Enough about me. Now, the baby. Those emails "Is Your Baby's Development On Track?" They're all lies. My kid isn't dumb, by any stretch of the imagination (no it's not the parent pride, promise :D). He's not pointing at things he wants. He's not saying things he wants, "bottle" "juice," nope. Every once in a while he'll squeeze out "dad" or "mama," but there's no reason or predictability to it. He's even said "shoe" once, out of the blue. Yes, he knows what I'm saying when I ask him, "do you want to go outside?" so, he's not, not understanding. He's just taking his own sweet time.
Once he hit 11 months, my great eater morphed into the great food pusher-outer. Green beans, peas, basically all those healthy foods that he loved, he now refused to eat, unless they're baby food consistancy (you can bet I still take advantage of that!). He'll eat hot dogs, mac'n'cheese, anything from my plate that I don't want to share, any snack food.
What else...oh, yeah. Sweet baby breath has changed to the worse toxic morning breath ever. I even brush his teeth for a super long time before putting him to bed. He doesn't eat during the night any more, so that's not it. I'm thinking until he gets to use floride tooth paste, we'll have to battle it with frequent brushings.
I know there's more, I hit my head on things each day that I wish someone had told me. I'd even take mentioned then run the oposite direction at 55 mph!
Take what I've been emboldend to say and go forth and conquor. I think first time parents are so blind and young and stupid. I really do. No matter how "prepared" you think you are, the second child is always better. He's always welcomed with more knowledge and more smooth sailing (at least, theoretically) that the first. I know ours will. Some people...I think they'll always been up-tight and neurotic
That's just their personality. I tried to be type A concerning Brendon and things like germs, and clothes, and cleaning and the stuff that all first-time parents are supposed to be. But I failed, epically. The only time I boiled his pacifiers/bottles was when I first bought them before he was born, and a few weeks ago when he had that virus. *sheepish grin* He eats things off the floor all the time, but I do make sure I get it out of his mouth before he swallows it. WIN!
The one thing that's been hard to relax about it getting dirty/messy with food or dirt. I have to refrain myself from wiping his face after each bite.
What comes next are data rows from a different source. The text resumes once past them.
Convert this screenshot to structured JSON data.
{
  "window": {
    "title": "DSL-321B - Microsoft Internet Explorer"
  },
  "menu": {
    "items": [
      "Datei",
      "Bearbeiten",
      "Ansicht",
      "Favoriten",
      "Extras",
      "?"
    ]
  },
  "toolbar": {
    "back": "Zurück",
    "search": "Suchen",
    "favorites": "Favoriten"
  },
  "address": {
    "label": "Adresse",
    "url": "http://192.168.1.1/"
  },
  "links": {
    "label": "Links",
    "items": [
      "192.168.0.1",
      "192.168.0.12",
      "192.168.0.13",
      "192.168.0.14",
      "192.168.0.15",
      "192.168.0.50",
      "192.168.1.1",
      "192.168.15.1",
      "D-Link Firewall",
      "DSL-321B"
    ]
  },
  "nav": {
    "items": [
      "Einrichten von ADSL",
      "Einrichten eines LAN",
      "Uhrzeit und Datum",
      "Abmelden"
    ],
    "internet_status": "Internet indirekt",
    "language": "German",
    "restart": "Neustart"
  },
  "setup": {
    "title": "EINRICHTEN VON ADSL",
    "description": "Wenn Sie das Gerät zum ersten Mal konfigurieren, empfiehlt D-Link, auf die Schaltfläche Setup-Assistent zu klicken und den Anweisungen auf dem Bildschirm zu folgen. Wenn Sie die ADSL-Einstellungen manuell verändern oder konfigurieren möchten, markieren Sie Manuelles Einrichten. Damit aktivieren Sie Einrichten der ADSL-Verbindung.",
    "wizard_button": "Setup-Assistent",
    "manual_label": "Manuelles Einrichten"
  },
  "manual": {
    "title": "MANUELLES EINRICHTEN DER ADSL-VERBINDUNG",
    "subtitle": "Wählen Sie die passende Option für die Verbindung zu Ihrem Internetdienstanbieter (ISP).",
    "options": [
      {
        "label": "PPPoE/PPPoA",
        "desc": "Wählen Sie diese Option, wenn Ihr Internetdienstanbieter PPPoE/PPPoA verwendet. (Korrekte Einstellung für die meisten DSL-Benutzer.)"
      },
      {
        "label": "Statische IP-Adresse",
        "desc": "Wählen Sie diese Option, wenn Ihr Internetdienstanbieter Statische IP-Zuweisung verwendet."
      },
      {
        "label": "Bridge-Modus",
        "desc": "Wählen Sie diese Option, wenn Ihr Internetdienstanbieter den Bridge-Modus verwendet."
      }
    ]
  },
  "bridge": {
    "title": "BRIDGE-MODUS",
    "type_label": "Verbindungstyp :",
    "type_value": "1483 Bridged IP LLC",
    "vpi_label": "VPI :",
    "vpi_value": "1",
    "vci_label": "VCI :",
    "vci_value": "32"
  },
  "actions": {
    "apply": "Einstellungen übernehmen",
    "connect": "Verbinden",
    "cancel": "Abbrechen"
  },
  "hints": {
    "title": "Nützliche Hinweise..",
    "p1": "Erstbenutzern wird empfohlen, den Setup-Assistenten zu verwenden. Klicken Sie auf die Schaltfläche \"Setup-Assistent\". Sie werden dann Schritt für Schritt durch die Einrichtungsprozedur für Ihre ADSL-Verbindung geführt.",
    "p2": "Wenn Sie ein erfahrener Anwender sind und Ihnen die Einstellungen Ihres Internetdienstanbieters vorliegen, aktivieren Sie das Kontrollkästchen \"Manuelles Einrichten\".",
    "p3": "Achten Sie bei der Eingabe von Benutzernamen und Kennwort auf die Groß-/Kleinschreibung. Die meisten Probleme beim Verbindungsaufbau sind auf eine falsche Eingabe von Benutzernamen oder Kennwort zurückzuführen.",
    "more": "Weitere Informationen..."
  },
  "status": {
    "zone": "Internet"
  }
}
I cringe when he crawls into the dirt with his clothes on...well...even if he doesn't have clothes on, I cringe. I curl up and die each time I see him eating or playing with the dirt.
I'm sure any subsequent kids will be the same. I use the same towel for a few weeks -it's drying off a clean body, so where's the dirt?? I rewear a shirt or pants if I didn't do anything but lounge around the house. Why would I change things around for Brendon. We aren't unsanitary, but neither are we neurotic.
I probably scared you all from ever visiting my house, ever!, but that means I won't have to clean my toilets! WIN!
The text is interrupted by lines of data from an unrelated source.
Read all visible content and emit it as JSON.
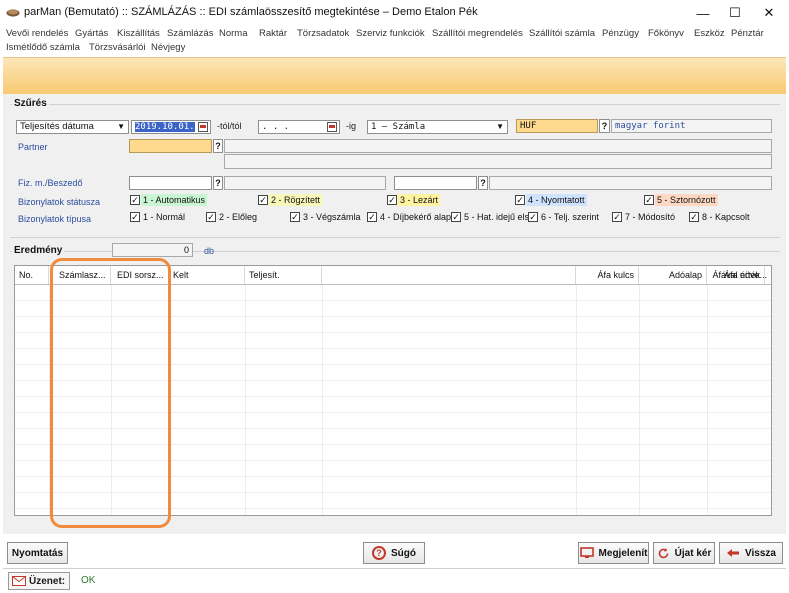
{
  "window": {
    "title": "parMan (Bemutató) :: SZÁMLÁZÁS :: EDI számlaösszesítő megtekintése   –   Demo Etalon Pék",
    "minimize": "—",
    "maximize": "☐",
    "close": "✕"
  },
  "menu": {
    "row1": [
      "Vevői rendelés",
      "Gyártás",
      "Kiszállítás",
      "Számlázás",
      "Norma",
      "Raktár",
      "Törzsadatok",
      "Szerviz funkciók",
      "Szállítói megrendelés",
      "Szállítói számla",
      "Pénzügy",
      "Főkönyv",
      "Eszköz",
      "Pénztár"
    ],
    "row2": [
      "Ismétlődő számla",
      "Törzsvásárlói",
      "Névjegy"
    ]
  },
  "filter": {
    "legend": "Szűrés",
    "date_type": "Teljesítés dátuma",
    "date_from": "2019.10.01.",
    "from_label": "-tól/tól",
    "date_to": "    .  .  .",
    "to_label": "-ig",
    "doc_type": "1 – Számla",
    "currency_code": "HUF",
    "currency_q": "?",
    "currency_name": "magyar forint",
    "partner_label": "Partner",
    "partner_q": "?",
    "payment_label": "Fiz. m./Beszedő",
    "payment_q": "?",
    "payment2_q": "?",
    "status_label": "Bizonylatok státusza",
    "type_label": "Bizonylatok típusa",
    "statuses": [
      {
        "label": "1 - Automatikus",
        "color": "#c8f5d2",
        "checked": "✓"
      },
      {
        "label": "2 - Rögzített",
        "color": "#f7f7b8",
        "checked": "✓"
      },
      {
        "label": "3 - Lezárt",
        "color": "#fff3a0",
        "checked": "✓"
      },
      {
        "label": "4 - Nyomtatott",
        "color": "#cfe3ff",
        "checked": "✓"
      },
      {
        "label": "5 - Sztornózott",
        "color": "#ffd8c4",
        "checked": "✓"
      }
    ],
    "types": [
      {
        "label": "1 - Normál",
        "checked": "✓"
      },
      {
        "label": "2 - Előleg",
        "checked": "✓"
      },
      {
        "label": "3 - Végszámla",
        "checked": "✓"
      },
      {
        "label": "4 - Díjbekérő alap",
        "checked": "✓"
      },
      {
        "label": "5 - Hat. idejű elsz",
        "checked": "✓"
      },
      {
        "label": "6 - Telj. szerint",
        "checked": "✓"
      },
      {
        "label": "7 - Módosító",
        "checked": "✓"
      },
      {
        "label": "8 - Kapcsolt",
        "checked": "✓"
      }
    ]
  },
  "result": {
    "legend": "Eredmény",
    "count": "0",
    "unit": "db",
    "columns": [
      "No.",
      "Számlasz...",
      "EDI sorsz...",
      "Kelt",
      "Teljesít.",
      "",
      "Áfa kulcs",
      "Adóalap",
      "Áfa érték",
      "Áfával növe..."
    ]
  },
  "buttons": {
    "print": "Nyomtatás",
    "help": "Súgó",
    "show": "Megjelenít",
    "new_query": "Újat kér",
    "back": "Vissza"
  },
  "status": {
    "label": "Üzenet:",
    "message": "OK"
  },
  "colors": {
    "banner": "#f8c96f",
    "selected": "#3b64c8",
    "highlight": "#f08a3c"
  }
}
Independence Day

We celebrate the time our country embraced it's independence. Not that everything was different the next morning. The only thing different was the mind set. 

 It united people from Boston to Concord against a common idea, that a king an ocean away would not blindly rule. They simply wanted to be heard, and if that meant they had to break away and do things they're own way, then so be it. 

 Today, we do things our way. We celebrate that with fireworks and food. 

Do we ever do anything without food? This was Brendon's first Independence Day celebration. I'm not sure he knew what was going on, but it involved food. 

 And people, and lights.

 And can I say once more, that I hate blogger and pictures? Maybe one day I'll be adventurous and check out wordpress or something else.